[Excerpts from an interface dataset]
━━━━━━━━━━━━━━━━━━━━
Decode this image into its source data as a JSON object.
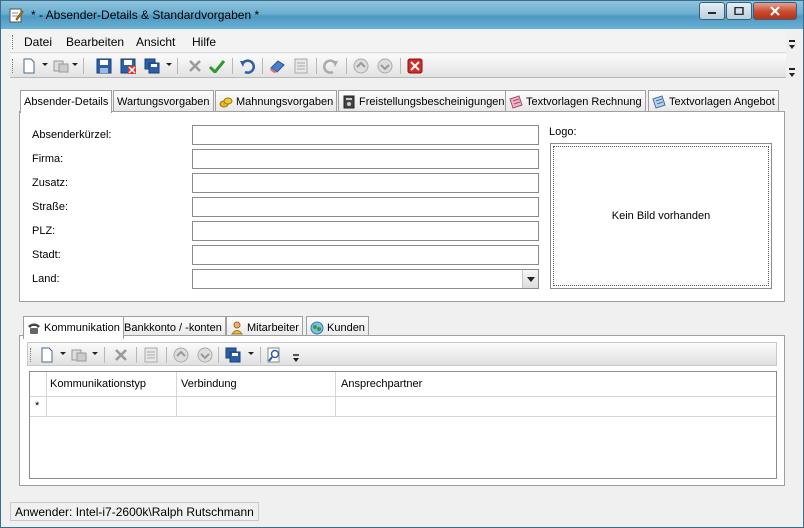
{
  "window": {
    "title": "* - Absender-Details & Standardvorgaben *"
  },
  "menubar": {
    "items": [
      "Datei",
      "Bearbeiten",
      "Ansicht",
      "Hilfe"
    ]
  },
  "toolbar": {
    "icons": [
      "new-icon",
      "copy-icon",
      "save-icon",
      "save-close-icon",
      "save-as-icon",
      "cancel-icon",
      "confirm-icon",
      "undo-icon",
      "erase-icon",
      "list-icon",
      "redo-icon",
      "up-icon",
      "down-icon",
      "close-red-icon"
    ]
  },
  "tabs": {
    "main": [
      {
        "label": "Absender-Details",
        "icon": ""
      },
      {
        "label": "Wartungsvorgaben",
        "icon": ""
      },
      {
        "label": "Mahnungsvorgaben",
        "icon": "coins-icon"
      },
      {
        "label": "Freistellungsbescheinigungen",
        "icon": "certificate-icon"
      },
      {
        "label": "Textvorlagen Rechnung",
        "icon": "note-pink-icon"
      },
      {
        "label": "Textvorlagen Angebot",
        "icon": "note-blue-icon"
      }
    ],
    "sub": [
      {
        "label": "Kommunikation",
        "icon": "phone-icon"
      },
      {
        "label": "Bankkonto / -konten",
        "icon": ""
      },
      {
        "label": "Mitarbeiter",
        "icon": "person-icon"
      },
      {
        "label": "Kunden",
        "icon": "customers-icon"
      }
    ]
  },
  "form": {
    "absenderkuerzel": {
      "label": "Absenderkürzel:",
      "value": ""
    },
    "firma": {
      "label": "Firma:",
      "value": ""
    },
    "zusatz": {
      "label": "Zusatz:",
      "value": ""
    },
    "strasse": {
      "label": "Straße:",
      "value": ""
    },
    "plz": {
      "label": "PLZ:",
      "value": ""
    },
    "stadt": {
      "label": "Stadt:",
      "value": ""
    },
    "land": {
      "label": "Land:",
      "value": ""
    }
  },
  "logo": {
    "label": "Logo:",
    "placeholder": "Kein Bild vorhanden"
  },
  "grid": {
    "columns": [
      "Kommunikationstyp",
      "Verbindung",
      "Ansprechpartner"
    ],
    "new_row_marker": "*"
  },
  "status": {
    "user": "Anwender: Intel-i7-2600k\\Ralph Rutschmann"
  },
  "colors": {
    "titlebar": "#6aaed0",
    "close_button": "#c74a2f",
    "panel_border": "#a0a0a0"
  }
}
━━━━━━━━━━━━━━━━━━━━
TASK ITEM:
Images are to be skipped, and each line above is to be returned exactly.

RESULT:
Decode this image into its source data as a JSON object.
{
  "window": {
    "title": "* - Absender-Details & Standardvorgaben *"
  },
  "menubar": {
    "items": [
      "Datei",
      "Bearbeiten",
      "Ansicht",
      "Hilfe"
    ]
  },
  "toolbar": {
    "icons": [
      "new-icon",
      "copy-icon",
      "save-icon",
      "save-close-icon",
      "save-as-icon",
      "cancel-icon",
      "confirm-icon",
      "undo-icon",
      "erase-icon",
      "list-icon",
      "redo-icon",
      "up-icon",
      "down-icon",
      "close-red-icon"
    ]
  },
  "tabs": {
    "main": [
      {
        "label": "Absender-Details",
        "icon": ""
      },
      {
        "label": "Wartungsvorgaben",
        "icon": ""
      },
      {
        "label": "Mahnungsvorgaben",
        "icon": "coins-icon"
      },
      {
        "label": "Freistellungsbescheinigungen",
        "icon": "certificate-icon"
      },
      {
        "label": "Textvorlagen Rechnung",
        "icon": "note-pink-icon"
      },
      {
        "label": "Textvorlagen Angebot",
        "icon": "note-blue-icon"
      }
    ],
    "sub": [
      {
        "label": "Kommunikation",
        "icon": "phone-icon"
      },
      {
        "label": "Bankkonto / -konten",
        "icon": ""
      },
      {
        "label": "Mitarbeiter",
        "icon": "person-icon"
      },
      {
        "label": "Kunden",
        "icon": "customers-icon"
      }
    ]
  },
  "form": {
    "absenderkuerzel": {
      "label": "Absenderkürzel:",
      "value": ""
    },
    "firma": {
      "label": "Firma:",
      "value": ""
    },
    "zusatz": {
      "label": "Zusatz:",
      "value": ""
    },
    "strasse": {
      "label": "Straße:",
      "value": ""
    },
    "plz": {
      "label": "PLZ:",
      "value": ""
    },
    "stadt": {
      "label": "Stadt:",
      "value": ""
    },
    "land": {
      "label": "Land:",
      "value": ""
    }
  },
  "logo": {
    "label": "Logo:",
    "placeholder": "Kein Bild vorhanden"
  },
  "grid": {
    "columns": [
      "Kommunikationstyp",
      "Verbindung",
      "Ansprechpartner"
    ],
    "new_row_marker": "*"
  },
  "status": {
    "user": "Anwender: Intel-i7-2600k\\Ralph Rutschmann"
  },
  "colors": {
    "titlebar": "#6aaed0",
    "close_button": "#c74a2f",
    "panel_border": "#a0a0a0"
  }
}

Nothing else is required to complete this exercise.